▶ **What the task asks**
Each line below is to be copied exactly; images do not go into the copy.

[Dataset rows describing interfaces]
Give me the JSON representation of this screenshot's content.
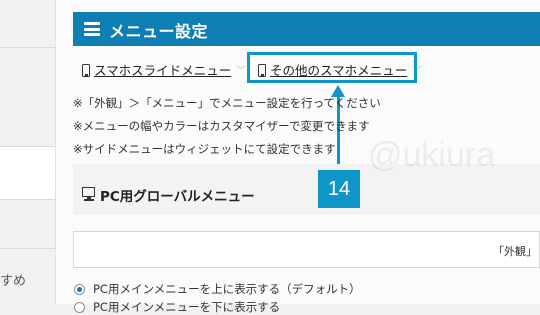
{
  "sidebar": {
    "partial_label": "すめ"
  },
  "header": {
    "title": "メニュー設定"
  },
  "tabs": [
    {
      "label": "スマホスライドメニュー"
    },
    {
      "label": "その他のスマホメニュー"
    }
  ],
  "notes": [
    "※「外観」＞「メニュー」でメニュー設定を行ってください",
    "※メニューの幅やカラーはカスタマイザーで変更できます",
    "※サイドメニューはウィジェットにて設定できます"
  ],
  "annotation": {
    "number": "14"
  },
  "watermark": "@ukiura",
  "section": {
    "title": "PC用グローバルメニュー"
  },
  "input": {
    "value_visible": "「外観」"
  },
  "radios": [
    {
      "label": "PC用メインメニューを上に表示する（デフォルト）",
      "checked": true
    },
    {
      "label": "PC用メインメニューを下に表示する",
      "checked": false
    }
  ],
  "colors": {
    "header_bg": "#0e7fb3",
    "accent": "#0f96c8"
  }
}
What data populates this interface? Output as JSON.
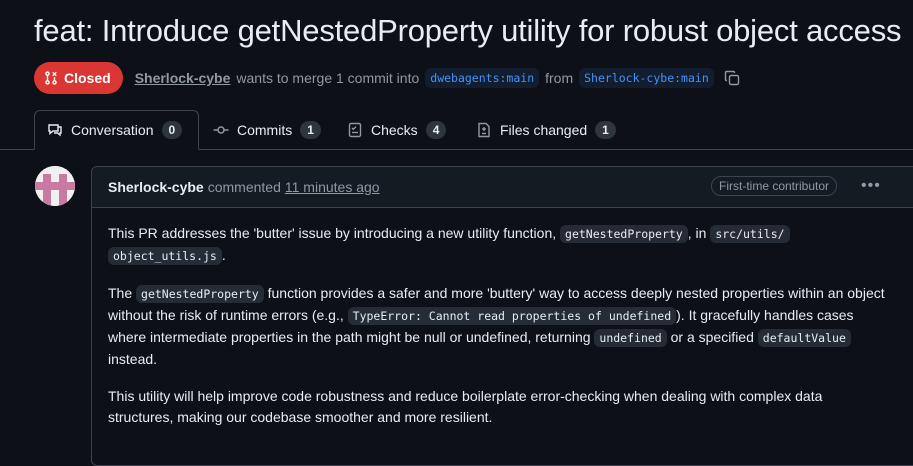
{
  "pr": {
    "title": "feat: Introduce getNestedProperty utility for robust object access",
    "state": "Closed",
    "author": "Sherlock-cybe",
    "merge_text": "wants to merge 1 commit into",
    "base_branch": "dwebagents:main",
    "from_text": "from",
    "head_branch": "Sherlock-cybe:main"
  },
  "tabs": [
    {
      "label": "Conversation",
      "count": "0",
      "icon": "comment-icon"
    },
    {
      "label": "Commits",
      "count": "1",
      "icon": "commit-icon"
    },
    {
      "label": "Checks",
      "count": "4",
      "icon": "checklist-icon"
    },
    {
      "label": "Files changed",
      "count": "1",
      "icon": "file-diff-icon"
    }
  ],
  "comment": {
    "author": "Sherlock-cybe",
    "action": "commented",
    "time": "11 minutes ago",
    "badge": "First-time contributor",
    "more_icon": "kebab-horizontal-icon",
    "p1_a": "This PR addresses the 'butter' issue by introducing a new utility function, ",
    "p1_code1": "getNestedProperty",
    "p1_b": ", in ",
    "p1_code2a": "src/utils/",
    "p1_code2b": "object_utils.js",
    "p1_c": ".",
    "p2_a": "The ",
    "p2_code1": "getNestedProperty",
    "p2_b": " function provides a safer and more 'buttery' way to access deeply nested properties within an object without the risk of runtime errors (e.g., ",
    "p2_code2": "TypeError: Cannot read properties of undefined",
    "p2_c": "). It gracefully handles cases where intermediate properties in the path might be null or undefined, returning ",
    "p2_code3": "undefined",
    "p2_d": " or a specified ",
    "p2_code4": "defaultValue",
    "p2_e": " instead.",
    "p3": "This utility will help improve code robustness and reduce boilerplate error-checking when dealing with complex data structures, making our codebase smoother and more resilient."
  },
  "colors": {
    "closed": "#da3633",
    "background": "#0d1117",
    "link": "#4493f8"
  }
}
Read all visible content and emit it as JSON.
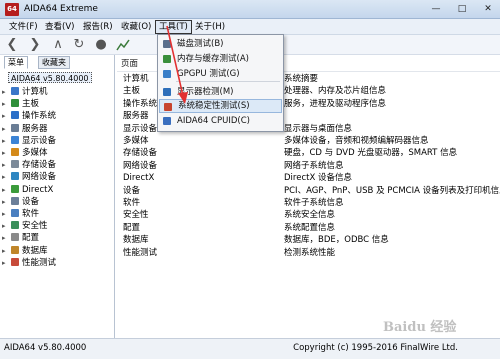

▶ **Output of the exercise**
Give me the JSON representation of this screenshot's content.
{
  "sidebar": {
    "partial_label": "すめ"
  },
  "header": {
    "title": "メニュー設定"
  },
  "tabs": [
    {
      "label": "スマホスライドメニュー"
    },
    {
      "label": "その他のスマホメニュー"
    }
  ],
  "notes": [
    "※「外観」＞「メニュー」でメニュー設定を行ってください",
    "※メニューの幅やカラーはカスタマイザーで変更できます",
    "※サイドメニューはウィジェットにて設定できます"
  ],
  "annotation": {
    "number": "14"
  },
  "watermark": "@ukiura",
  "section": {
    "title": "PC用グローバルメニュー"
  },
  "input": {
    "value_visible": "「外観」"
  },
  "radios": [
    {
      "label": "PC用メインメニューを上に表示する（デフォルト）",
      "checked": true
    },
    {
      "label": "PC用メインメニューを下に表示する",
      "checked": false
    }
  ],
  "colors": {
    "header_bg": "#0e7fb3",
    "accent": "#0f96c8"
  }
}
What data populates this interface? Output as JSON.
{
  "pr": {
    "title": "feat: Introduce getNestedProperty utility for robust object access",
    "state": "Closed",
    "author": "Sherlock-cybe",
    "merge_text": "wants to merge 1 commit into",
    "base_branch": "dwebagents:main",
    "from_text": "from",
    "head_branch": "Sherlock-cybe:main"
  },
  "tabs": [
    {
      "label": "Conversation",
      "count": "0",
      "icon": "comment-icon"
    },
    {
      "label": "Commits",
      "count": "1",
      "icon": "commit-icon"
    },
    {
      "label": "Checks",
      "count": "4",
      "icon": "checklist-icon"
    },
    {
      "label": "Files changed",
      "count": "1",
      "icon": "file-diff-icon"
    }
  ],
  "comment": {
    "author": "Sherlock-cybe",
    "action": "commented",
    "time": "11 minutes ago",
    "badge": "First-time contributor",
    "more_icon": "kebab-horizontal-icon",
    "p1_a": "This PR addresses the 'butter' issue by introducing a new utility function, ",
    "p1_code1": "getNestedProperty",
    "p1_b": ", in ",
    "p1_code2a": "src/utils/",
    "p1_code2b": "object_utils.js",
    "p1_c": ".",
    "p2_a": "The ",
    "p2_code1": "getNestedProperty",
    "p2_b": " function provides a safer and more 'buttery' way to access deeply nested properties within an object without the risk of runtime errors (e.g., ",
    "p2_code2": "TypeError: Cannot read properties of undefined",
    "p2_c": "). It gracefully handles cases where intermediate properties in the path might be null or undefined, returning ",
    "p2_code3": "undefined",
    "p2_d": " or a specified ",
    "p2_code4": "defaultValue",
    "p2_e": " instead.",
    "p3": "This utility will help improve code robustness and reduce boilerplate error-checking when dealing with complex data structures, making our codebase smoother and more resilient."
  },
  "colors": {
    "closed": "#da3633",
    "background": "#0d1117",
    "link": "#4493f8"
  }
}
Read all visible content and emit it as JSON.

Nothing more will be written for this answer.